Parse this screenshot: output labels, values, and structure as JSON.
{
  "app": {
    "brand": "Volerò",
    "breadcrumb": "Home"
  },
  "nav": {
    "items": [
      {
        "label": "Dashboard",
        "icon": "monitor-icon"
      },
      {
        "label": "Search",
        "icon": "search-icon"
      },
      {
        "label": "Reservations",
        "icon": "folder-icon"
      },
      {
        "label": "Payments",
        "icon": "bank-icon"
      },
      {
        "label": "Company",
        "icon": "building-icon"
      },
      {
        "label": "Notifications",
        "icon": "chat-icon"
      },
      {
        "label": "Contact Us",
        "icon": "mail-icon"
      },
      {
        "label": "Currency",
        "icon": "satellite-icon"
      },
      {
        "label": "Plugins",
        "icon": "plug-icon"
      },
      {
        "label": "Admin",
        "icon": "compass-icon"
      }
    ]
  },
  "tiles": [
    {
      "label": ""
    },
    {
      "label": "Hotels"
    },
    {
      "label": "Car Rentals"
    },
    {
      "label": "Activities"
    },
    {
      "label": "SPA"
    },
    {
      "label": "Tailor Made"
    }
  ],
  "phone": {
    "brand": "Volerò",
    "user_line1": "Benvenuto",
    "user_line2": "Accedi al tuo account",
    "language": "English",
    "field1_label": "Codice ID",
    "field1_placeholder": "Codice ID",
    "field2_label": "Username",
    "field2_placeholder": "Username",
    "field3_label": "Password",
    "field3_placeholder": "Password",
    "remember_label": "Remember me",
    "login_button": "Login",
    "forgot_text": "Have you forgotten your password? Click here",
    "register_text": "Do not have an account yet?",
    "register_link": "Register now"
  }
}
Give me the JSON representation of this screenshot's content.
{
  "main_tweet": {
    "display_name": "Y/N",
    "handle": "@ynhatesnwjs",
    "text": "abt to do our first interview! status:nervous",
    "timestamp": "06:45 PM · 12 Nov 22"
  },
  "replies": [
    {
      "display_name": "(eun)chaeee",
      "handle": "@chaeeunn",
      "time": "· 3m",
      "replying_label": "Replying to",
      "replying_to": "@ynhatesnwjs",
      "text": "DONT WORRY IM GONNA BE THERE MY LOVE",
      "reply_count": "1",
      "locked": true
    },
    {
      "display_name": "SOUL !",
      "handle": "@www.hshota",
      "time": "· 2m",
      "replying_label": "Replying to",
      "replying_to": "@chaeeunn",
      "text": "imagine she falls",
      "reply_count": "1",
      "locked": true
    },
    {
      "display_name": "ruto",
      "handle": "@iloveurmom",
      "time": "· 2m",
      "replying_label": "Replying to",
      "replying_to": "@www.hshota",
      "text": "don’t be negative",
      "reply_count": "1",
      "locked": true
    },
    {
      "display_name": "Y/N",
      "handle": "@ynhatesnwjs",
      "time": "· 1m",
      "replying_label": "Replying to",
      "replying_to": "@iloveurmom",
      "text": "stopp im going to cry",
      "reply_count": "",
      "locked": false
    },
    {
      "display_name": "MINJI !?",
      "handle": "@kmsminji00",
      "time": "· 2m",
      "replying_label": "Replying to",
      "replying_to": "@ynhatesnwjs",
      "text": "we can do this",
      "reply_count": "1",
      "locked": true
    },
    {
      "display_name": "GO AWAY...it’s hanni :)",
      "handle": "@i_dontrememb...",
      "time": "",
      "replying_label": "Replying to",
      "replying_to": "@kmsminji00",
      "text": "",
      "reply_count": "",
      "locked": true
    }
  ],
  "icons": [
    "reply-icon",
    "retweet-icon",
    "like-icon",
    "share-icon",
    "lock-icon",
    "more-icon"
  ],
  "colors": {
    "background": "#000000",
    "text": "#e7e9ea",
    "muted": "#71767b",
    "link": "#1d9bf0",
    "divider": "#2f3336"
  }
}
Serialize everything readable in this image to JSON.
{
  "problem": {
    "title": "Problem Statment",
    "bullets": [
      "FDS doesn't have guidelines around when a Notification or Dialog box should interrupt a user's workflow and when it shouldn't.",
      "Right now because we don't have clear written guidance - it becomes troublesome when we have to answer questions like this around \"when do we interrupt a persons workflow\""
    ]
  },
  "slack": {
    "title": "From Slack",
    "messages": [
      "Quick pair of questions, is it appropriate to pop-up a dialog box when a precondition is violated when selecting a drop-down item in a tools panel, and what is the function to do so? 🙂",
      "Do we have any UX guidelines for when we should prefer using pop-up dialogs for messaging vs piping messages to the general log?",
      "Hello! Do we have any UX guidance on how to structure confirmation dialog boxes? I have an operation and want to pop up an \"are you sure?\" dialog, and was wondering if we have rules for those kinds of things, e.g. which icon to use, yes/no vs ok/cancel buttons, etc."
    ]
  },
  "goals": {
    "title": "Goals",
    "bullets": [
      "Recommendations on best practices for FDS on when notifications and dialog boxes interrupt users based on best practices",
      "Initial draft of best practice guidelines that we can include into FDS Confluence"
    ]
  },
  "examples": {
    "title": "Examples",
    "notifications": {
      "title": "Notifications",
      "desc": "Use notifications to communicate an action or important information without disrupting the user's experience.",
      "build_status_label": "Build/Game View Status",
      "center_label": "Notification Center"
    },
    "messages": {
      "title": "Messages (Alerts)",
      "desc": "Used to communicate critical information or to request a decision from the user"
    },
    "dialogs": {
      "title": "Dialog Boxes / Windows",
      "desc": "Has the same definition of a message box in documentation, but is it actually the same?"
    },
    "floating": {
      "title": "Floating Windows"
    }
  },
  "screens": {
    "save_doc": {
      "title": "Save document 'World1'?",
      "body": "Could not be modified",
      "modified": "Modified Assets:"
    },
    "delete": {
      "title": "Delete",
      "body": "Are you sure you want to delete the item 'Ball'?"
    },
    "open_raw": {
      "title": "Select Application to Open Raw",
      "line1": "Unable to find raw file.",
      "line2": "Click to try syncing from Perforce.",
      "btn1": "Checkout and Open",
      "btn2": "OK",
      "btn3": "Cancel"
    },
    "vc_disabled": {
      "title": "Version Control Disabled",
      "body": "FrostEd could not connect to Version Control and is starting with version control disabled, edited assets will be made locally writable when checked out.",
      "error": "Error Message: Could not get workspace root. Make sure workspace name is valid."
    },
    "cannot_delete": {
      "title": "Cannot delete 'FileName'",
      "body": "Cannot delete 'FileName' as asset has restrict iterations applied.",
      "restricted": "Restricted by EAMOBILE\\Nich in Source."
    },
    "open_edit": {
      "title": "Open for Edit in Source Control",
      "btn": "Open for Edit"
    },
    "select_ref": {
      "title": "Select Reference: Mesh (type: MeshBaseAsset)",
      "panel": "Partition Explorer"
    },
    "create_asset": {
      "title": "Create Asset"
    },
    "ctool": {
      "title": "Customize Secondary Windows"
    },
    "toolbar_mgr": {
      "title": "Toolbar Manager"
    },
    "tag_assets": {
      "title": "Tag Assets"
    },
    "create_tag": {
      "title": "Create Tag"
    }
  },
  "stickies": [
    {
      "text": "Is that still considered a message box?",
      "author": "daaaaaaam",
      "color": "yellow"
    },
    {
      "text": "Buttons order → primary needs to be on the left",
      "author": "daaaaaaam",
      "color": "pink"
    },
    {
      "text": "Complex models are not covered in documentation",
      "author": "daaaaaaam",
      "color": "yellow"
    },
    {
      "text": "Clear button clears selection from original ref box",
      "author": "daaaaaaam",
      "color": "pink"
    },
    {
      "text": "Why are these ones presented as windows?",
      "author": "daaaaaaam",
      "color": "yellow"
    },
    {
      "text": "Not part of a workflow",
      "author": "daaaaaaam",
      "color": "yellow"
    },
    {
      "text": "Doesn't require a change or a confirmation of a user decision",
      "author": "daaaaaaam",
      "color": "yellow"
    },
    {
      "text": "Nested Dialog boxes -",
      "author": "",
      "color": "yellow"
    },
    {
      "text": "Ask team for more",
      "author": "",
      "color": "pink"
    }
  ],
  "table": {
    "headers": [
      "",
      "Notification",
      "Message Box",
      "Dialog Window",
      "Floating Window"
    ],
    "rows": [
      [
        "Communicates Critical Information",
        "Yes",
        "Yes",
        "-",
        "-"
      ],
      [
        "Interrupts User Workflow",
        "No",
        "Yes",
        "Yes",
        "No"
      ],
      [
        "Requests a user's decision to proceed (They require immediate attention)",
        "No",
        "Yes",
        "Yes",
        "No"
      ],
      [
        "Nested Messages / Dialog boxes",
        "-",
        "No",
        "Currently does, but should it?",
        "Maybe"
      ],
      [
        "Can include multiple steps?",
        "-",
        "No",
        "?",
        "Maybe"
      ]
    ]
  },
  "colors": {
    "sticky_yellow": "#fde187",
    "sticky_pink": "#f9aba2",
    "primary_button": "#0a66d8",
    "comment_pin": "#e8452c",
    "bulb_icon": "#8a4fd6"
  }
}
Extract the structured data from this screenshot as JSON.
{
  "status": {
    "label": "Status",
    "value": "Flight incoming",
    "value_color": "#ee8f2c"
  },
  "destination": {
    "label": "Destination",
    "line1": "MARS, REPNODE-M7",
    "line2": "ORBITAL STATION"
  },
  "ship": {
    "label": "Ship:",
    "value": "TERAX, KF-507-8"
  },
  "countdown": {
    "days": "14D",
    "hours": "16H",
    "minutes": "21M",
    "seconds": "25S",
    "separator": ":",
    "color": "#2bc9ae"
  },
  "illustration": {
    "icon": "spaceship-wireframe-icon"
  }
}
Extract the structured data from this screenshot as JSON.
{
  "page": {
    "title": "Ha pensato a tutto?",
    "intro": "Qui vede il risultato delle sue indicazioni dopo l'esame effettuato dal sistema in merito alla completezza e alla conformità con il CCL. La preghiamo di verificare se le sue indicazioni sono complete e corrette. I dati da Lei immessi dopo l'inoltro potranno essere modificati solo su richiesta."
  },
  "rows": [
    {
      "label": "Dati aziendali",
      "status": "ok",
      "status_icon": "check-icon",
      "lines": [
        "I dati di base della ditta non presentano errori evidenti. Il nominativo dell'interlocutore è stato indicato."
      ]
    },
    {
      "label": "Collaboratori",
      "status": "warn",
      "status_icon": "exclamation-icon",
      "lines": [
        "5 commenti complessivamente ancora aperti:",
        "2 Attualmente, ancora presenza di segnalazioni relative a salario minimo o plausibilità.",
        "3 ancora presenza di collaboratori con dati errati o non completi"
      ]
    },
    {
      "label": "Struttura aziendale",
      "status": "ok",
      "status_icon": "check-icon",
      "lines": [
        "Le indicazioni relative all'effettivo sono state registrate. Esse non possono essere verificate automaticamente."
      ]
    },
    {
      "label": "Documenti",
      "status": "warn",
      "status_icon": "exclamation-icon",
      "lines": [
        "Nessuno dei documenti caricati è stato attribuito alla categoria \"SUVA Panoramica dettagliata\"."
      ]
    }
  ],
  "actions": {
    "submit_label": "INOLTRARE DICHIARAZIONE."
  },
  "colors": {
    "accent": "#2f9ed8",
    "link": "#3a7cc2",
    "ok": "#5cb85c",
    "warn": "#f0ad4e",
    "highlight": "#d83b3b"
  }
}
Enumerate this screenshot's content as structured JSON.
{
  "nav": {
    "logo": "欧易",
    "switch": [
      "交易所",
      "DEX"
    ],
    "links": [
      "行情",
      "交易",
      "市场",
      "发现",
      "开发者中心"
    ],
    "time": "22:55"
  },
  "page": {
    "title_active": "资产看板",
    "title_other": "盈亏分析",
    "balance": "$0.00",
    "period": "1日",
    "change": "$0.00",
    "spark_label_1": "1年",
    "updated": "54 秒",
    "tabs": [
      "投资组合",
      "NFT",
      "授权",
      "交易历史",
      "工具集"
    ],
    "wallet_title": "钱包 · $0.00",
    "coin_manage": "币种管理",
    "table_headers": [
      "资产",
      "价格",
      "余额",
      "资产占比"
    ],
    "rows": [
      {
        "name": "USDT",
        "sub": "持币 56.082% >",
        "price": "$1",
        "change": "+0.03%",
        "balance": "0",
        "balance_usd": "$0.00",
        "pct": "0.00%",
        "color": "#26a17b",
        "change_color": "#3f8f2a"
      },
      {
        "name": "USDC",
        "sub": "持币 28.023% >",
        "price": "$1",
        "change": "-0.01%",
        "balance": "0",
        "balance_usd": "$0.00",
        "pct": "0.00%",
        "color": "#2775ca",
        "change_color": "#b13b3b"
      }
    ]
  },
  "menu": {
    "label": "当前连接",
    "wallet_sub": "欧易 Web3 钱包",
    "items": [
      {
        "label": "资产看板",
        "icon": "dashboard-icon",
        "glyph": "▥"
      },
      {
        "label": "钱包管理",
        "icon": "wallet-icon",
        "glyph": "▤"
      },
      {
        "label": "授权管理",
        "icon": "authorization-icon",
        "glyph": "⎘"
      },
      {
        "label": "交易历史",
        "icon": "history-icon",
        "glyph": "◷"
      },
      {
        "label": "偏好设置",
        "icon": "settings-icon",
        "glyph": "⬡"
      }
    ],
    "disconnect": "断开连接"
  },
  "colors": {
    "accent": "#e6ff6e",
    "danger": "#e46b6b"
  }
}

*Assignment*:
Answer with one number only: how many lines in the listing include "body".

*Finished exercise*:
4